Canadian student life: Big city options or smaller college getaways
More than 10,000 undergraduate and graduate degree programs are available in Canada, according to the AUCC. Most of the country's public schools are located in the southern portions of the provinces, where populations are centered around larger cities. Ontario is home to the largest number of university students, with 365,775 students enrolled in the 2008-09 school year, according to Statistics Canada. Quebec is close behind with 172,425 students enrolled. The largest universities in Canada are located in the country's largest cities:
- Toronto: University of Toronto, York University, Ryerson University
- Montreal: Université de Montréal, Université du Québec à Montréal, McGill University
- Vancouver: University of British Columbia, Emily Carr University of Art + Design
While the cities above offer student life combined with city life, other college towns can give students more of a small-town feel. Cities like Sackville, New Brunswick (home of Mount Allison University); and Nelson, British Columbia (home of Selkirk College), offer an alternative to life in Canada's largest metropolitan centers.
Students who are located in sparsely populated areas where opportunities for postsecondary education are more restricted--like the Northwest Territories, Nunavut, and Yukon--could still take advantage of a wide range of educational options available online. In fact, so could any would-be student seeking flexible scheduling and the option to attend class virtually, from home.
Growing job opportunities in Canada
Health care and high-tech jobs dominate the list of fastest-growing occupations in the North American economy. In Canada, jobs for physical therapists, accountants and payroll managers, oil and gas administrative assistants, and massage therapists are expected to see big gains in the coming years.
Physical therapists are also on the list of the 20 fastest-growing occupations in the U.S., along with their assistants and aides. Medical assistants also made both lists, along with pharmacy technicians. For those wishing to emigrate for work, jobs for veterinary technologists and technicians, personal financial advisers and athletic trainers had better growth figures in the U.S.

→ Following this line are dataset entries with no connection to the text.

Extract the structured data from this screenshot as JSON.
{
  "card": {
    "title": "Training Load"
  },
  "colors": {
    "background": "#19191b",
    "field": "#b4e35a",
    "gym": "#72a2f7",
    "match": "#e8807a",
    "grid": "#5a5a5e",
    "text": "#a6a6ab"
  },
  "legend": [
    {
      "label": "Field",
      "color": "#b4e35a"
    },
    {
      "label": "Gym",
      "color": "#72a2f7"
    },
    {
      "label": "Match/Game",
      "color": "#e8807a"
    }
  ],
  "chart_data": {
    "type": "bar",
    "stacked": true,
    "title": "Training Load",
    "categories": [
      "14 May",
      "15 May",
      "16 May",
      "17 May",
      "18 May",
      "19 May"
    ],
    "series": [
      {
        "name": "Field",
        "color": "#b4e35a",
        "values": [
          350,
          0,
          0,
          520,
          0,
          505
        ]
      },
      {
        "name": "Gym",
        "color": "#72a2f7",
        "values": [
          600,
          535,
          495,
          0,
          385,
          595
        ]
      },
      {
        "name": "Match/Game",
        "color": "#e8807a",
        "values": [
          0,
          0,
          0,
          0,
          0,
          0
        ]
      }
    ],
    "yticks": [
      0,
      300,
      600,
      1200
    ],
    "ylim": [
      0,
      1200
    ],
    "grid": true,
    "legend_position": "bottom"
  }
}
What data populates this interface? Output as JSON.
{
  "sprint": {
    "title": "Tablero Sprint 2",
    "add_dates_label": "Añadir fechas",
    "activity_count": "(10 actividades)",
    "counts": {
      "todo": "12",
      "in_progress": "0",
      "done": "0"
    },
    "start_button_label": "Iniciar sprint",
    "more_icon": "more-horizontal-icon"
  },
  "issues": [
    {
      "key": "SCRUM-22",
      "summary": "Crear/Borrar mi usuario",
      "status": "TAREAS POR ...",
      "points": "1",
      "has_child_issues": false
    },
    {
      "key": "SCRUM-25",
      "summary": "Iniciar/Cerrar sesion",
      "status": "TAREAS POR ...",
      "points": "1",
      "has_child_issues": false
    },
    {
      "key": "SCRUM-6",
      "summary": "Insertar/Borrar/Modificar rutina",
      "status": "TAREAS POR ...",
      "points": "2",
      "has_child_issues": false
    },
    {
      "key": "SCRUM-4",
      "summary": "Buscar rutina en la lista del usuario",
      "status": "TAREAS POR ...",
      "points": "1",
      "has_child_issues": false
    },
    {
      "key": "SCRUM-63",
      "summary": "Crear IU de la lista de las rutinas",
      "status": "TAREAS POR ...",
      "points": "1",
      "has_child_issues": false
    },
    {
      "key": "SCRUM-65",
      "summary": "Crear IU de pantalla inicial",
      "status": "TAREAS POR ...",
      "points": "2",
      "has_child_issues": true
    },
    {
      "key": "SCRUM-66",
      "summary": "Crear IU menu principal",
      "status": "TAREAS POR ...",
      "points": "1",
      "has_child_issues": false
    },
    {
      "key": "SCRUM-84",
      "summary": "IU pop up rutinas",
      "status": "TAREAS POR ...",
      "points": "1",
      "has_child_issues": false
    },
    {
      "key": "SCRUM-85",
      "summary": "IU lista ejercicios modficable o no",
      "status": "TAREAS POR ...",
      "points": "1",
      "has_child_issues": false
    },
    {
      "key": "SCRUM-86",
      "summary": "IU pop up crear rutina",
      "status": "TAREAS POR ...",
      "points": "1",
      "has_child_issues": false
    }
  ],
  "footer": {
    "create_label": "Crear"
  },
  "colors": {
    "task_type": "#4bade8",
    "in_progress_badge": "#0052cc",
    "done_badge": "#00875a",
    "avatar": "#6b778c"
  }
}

But Canada is still a good place to make a living. Sample wages for fast-growing entry level positions, reported for 2010 by Career Centre Canada and compared with 2010 data from the U.S. Bureau of Labor Statistics, include:
- Graphic designers: $52,000 in Canada (U.S. $53,194), $48,140 in the U.S. (CAN $47,058 dollars)
- Massage therapists: $61,000 in Canada (U.S. $62,401), $39,770 in the U.S. (CAN $38,876)
- Medical assistants: $42,000 in Canada (U.S. $42,964), $29,760 in the U.S. (CAN $29,091)
- Paralegals: $59,000 in Canada (U.S. $60,355), $49,640 in the U.S. (CAN $48,525)
- Pharmacy technicians: $33,000 in Canada (U.S. $33,758), $29,330 in the U.S. ( CAN $28,671)
- Physical therapists: $80,000 in Canada (U.S. $81,181), $77,990 in the U.S. (CAN $76,836)
Whatever school and career path you decide to follow in Canada, the time could be ripe for you: Education ministers behind Learn Canada 2020 want to increase learning opportunities for students and enhance the number of positive educational outcomes.